Day likes to take clients on an in-depth tour of the city to visit entire neighborhoods, including schools, restaurants, trails, shopping centers, soccer fields, gymnastics studios, art installations or vegan eateries. “Places where the flavor is,” he says. “Things you would never figure out while you’re fixated on Zillow.”
The personal touch makes a big difference when it comes to financing a home purchase as well. Even though online applications are widespread, meeting your mortgage lender before you have to sign anything has its benefits.
“I just think it’s better to shake hands and look people in the eye and then know that they are going to be at your closing—that the money’s not going to get wired from Tucson and everybody has to wait on the money to come in,” says Wayne Bland, vice president with Kirkpatrick Bank.
He also advises people to gather recommendations and shop multiple lenders. “Don’t just look at the interest rate. Look at the closing costs and the points and fees as well and compare those apples to apples,” Bland says. “Sometimes the wording isn’t exactly the same from one fee estimate sheet to another.”
As for loans themselves, Bland says the process is pretty universal, no matter what state you’re in, thanks to national guidelines.
You may have heard that if you qualify, U.S. Department of Veterans Affairs are the best deal here. Bland says even though they are typically lower interest rates, there are many details to consider—from how much of a vet’s entitlement has been used to whether there’s a disability involved. He says don’t just assume a VA is going to be the best option.
One benefit for everyone in Colorado is that the real estate contract is very specific, says Lachnidt, because the Colorado Real Estate Commission developed it intentionally to help the consumer. Every date and deadline is outlined or negotiated prior to signing. Colorado has hard and fast inspection-objection deadlines and closing deadlines, and if either of the two parties miss their closing deadline, the contract terminates.
“We don’t have to involve attorneys if we don’t want to or if the clients don’t want to,” Lachnidt says. “We can have the agents’ rights contract title company do the full title search, disperse the funds, collect the money, and everybody goes about their business. It’s a lot less expensive and a lot less complicated than it is in states like New York.”
When it comes to local market trends, Major notes that while sellers still are not as willing to pay closing costs for buyers like they have been in the past, buyers are realizing they don’t have to both pay top dollar for a place that needs a ton of work and also have to pay to do all the work. “Sellers can’t quite get away with ‘I don’t have to do anything with my house and it will sell for the maximum amount of money,’” she says.
Lachnidt sees other positives on the horizon for buyers as well. “Really low interest rates [are] helping people that we have in the market who have been being stretched financially,” she says. “When you start having interest rates as low as they are right now, buyers start to get into a much more affordable price point. Your interest rate matters so much more than your house purchase price does.”

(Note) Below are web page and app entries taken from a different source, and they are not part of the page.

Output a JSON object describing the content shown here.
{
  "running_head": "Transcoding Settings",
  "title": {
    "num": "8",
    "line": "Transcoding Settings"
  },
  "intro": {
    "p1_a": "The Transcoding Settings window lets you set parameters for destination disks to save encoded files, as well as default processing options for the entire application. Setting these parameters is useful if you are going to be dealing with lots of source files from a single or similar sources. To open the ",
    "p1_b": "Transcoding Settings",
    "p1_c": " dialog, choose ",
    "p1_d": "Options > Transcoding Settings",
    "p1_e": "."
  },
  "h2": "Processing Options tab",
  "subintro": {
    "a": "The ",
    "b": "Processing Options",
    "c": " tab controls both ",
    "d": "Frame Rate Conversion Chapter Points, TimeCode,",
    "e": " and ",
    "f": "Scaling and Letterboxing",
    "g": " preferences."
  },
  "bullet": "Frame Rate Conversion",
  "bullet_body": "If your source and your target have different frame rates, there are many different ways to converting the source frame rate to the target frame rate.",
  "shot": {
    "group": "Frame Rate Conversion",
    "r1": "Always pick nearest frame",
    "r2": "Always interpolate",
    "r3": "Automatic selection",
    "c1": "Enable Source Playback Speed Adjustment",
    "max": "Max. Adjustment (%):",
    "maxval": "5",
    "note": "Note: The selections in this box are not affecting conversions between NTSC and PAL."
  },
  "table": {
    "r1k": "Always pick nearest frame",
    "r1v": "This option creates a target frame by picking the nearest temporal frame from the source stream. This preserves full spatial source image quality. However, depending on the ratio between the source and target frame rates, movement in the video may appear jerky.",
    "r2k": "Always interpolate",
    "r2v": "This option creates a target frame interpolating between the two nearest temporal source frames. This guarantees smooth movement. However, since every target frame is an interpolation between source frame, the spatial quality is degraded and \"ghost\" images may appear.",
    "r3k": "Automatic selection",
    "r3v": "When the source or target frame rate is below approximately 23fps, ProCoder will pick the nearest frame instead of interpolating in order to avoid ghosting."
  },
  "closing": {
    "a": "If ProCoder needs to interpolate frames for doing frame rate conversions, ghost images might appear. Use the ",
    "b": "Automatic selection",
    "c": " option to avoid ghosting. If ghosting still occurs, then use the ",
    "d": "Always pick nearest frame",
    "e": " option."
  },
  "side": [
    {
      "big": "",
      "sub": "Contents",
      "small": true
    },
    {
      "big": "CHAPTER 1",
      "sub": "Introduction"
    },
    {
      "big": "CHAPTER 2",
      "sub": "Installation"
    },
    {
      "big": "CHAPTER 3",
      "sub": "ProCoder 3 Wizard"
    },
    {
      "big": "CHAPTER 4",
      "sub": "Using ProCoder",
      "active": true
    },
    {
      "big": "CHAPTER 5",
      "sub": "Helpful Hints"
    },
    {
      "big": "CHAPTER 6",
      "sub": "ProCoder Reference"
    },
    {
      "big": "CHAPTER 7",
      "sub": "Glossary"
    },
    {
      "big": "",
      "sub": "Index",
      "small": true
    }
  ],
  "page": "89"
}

If a buyer couldn’t get into the market last year at an interest rate of 3.5% or 3.75%, she explains, and now can save three quarters of a point, “they can buy $40,000 more house for the same money.”
Lachnidt adds one more positive: the Springs’ overall affordability. “People that have been here a long time don’t understand that we are still really affordable compared to a lot of other places. Our property taxes are really reasonable. Our insurance, while it went up because of the [wild] fires [in 2012 and 2013], is still really reasonable. Your cost of ownership here is not as high as it is in a lot of states and a lot of cities like Texas and the East Coast and some places with really high property taxes. We have people that come in from other markets who see what our annual taxes are and assume they’re monthly.”